→ GOAL OF THE EXERCISE
Please copy each line of the records below that includes the word "condition".

→ RECORDS FOR THIS EXERCISE

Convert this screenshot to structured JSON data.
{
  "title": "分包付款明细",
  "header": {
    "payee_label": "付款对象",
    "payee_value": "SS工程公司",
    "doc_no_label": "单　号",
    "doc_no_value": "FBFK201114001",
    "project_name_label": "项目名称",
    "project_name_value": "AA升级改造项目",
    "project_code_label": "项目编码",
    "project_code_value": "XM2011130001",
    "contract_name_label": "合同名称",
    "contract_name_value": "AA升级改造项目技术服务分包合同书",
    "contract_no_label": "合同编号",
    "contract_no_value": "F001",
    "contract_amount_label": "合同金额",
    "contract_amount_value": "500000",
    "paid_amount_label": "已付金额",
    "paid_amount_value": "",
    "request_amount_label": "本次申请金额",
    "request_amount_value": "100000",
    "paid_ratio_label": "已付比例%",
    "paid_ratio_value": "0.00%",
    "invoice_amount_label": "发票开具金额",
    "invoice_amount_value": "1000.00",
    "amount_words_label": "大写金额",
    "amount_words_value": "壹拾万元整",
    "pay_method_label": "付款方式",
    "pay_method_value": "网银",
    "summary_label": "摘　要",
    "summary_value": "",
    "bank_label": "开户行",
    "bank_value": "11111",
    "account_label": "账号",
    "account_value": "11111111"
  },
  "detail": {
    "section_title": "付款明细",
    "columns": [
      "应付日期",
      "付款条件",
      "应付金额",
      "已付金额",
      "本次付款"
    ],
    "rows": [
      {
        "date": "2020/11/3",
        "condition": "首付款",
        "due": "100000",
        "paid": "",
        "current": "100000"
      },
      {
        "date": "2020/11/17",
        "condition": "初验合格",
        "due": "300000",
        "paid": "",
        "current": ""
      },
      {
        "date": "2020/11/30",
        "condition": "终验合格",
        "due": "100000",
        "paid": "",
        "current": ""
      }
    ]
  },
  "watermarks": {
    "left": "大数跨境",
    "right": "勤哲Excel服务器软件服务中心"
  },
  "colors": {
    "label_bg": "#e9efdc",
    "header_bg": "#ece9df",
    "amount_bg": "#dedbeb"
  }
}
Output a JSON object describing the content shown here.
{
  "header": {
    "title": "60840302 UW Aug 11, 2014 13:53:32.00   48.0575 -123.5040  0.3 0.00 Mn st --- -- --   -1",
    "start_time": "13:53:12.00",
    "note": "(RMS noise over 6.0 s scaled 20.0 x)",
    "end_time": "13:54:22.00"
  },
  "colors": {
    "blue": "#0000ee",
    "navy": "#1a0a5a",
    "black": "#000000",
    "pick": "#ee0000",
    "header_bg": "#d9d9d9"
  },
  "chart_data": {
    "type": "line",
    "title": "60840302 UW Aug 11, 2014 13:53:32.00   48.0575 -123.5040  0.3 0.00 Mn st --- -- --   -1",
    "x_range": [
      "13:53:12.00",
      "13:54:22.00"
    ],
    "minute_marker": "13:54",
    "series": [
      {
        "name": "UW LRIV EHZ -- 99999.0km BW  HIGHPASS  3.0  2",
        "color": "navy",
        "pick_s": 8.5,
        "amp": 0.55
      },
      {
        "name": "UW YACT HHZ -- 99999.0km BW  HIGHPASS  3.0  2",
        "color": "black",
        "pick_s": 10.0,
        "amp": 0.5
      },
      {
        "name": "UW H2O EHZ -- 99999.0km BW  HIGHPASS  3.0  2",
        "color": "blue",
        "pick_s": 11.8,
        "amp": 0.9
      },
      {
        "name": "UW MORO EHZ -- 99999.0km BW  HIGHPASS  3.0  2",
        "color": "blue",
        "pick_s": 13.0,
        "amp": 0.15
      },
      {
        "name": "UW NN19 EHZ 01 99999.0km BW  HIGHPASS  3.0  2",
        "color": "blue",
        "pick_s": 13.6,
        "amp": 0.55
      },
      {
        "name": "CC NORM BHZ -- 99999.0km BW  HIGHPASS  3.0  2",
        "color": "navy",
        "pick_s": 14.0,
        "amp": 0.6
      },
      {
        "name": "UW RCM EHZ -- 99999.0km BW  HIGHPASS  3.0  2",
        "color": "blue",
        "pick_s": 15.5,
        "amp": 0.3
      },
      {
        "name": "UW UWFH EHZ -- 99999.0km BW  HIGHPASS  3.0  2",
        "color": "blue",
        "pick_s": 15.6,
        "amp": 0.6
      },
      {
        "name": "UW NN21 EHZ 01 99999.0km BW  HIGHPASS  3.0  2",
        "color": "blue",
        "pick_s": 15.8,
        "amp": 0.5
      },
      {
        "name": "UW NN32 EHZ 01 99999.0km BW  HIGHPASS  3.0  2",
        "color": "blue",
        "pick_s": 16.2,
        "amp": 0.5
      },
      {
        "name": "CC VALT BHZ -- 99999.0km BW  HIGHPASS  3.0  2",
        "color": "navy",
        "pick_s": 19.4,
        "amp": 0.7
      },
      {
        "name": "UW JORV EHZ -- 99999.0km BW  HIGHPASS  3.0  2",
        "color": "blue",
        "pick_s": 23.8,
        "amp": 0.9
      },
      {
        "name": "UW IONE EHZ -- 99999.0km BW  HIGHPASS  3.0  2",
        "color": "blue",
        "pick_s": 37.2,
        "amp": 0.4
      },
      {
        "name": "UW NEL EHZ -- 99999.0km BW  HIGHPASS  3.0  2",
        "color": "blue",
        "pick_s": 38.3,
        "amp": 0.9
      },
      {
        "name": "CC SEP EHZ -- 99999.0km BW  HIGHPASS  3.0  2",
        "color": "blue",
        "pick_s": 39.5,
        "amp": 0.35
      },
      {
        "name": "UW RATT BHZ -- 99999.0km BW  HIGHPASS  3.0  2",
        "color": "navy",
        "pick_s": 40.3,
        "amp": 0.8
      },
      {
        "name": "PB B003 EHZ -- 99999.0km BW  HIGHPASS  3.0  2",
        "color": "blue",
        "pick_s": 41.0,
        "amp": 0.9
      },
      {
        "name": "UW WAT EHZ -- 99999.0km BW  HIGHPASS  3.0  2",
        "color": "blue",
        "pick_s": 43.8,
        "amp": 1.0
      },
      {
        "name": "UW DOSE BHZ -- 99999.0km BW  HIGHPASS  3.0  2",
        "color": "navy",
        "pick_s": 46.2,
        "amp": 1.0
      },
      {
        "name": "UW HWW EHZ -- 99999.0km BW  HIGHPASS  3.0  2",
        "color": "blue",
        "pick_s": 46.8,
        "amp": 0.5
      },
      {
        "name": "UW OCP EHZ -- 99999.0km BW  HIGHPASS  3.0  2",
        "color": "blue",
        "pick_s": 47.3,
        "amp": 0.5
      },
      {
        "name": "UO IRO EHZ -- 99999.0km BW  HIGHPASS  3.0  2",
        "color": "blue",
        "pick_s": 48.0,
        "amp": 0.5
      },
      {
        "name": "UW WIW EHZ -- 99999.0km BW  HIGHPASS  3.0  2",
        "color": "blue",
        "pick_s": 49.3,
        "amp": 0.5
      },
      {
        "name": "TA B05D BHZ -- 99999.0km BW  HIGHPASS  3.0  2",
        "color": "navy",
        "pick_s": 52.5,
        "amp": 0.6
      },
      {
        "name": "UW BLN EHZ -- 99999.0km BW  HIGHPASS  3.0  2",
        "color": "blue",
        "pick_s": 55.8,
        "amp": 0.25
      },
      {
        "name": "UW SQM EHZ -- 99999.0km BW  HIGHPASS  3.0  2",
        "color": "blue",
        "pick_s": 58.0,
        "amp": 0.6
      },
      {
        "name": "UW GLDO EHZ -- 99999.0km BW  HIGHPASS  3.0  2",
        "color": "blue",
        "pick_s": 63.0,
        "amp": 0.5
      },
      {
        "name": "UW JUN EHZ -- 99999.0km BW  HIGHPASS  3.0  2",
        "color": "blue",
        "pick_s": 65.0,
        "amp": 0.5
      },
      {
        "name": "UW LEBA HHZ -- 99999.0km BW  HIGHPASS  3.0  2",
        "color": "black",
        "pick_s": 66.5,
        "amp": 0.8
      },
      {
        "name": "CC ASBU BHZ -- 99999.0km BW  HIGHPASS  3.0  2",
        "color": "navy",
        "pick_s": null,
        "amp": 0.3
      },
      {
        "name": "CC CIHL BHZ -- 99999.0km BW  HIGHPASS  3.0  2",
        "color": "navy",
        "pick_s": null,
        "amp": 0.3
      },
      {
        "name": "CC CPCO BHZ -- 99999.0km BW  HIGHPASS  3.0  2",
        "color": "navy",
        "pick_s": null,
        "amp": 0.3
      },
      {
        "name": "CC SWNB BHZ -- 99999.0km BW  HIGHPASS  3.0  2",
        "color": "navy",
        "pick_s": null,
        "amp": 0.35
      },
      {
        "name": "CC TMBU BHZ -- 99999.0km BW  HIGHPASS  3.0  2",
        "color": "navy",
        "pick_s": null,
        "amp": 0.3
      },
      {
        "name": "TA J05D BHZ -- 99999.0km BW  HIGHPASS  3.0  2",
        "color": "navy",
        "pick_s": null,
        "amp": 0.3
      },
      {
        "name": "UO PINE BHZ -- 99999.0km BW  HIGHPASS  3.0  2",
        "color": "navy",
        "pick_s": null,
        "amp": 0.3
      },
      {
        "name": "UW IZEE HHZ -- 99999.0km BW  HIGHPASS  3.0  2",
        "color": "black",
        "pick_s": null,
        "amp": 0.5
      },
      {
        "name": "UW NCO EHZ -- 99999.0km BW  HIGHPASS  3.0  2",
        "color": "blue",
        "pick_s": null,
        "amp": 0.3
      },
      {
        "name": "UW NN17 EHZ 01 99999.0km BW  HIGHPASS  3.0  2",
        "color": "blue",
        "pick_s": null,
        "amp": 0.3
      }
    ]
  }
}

→ RESPONSE TO THE TASK
        "condition": "首付款",
        "condition": "初验合格",
        "condition": "终验合格",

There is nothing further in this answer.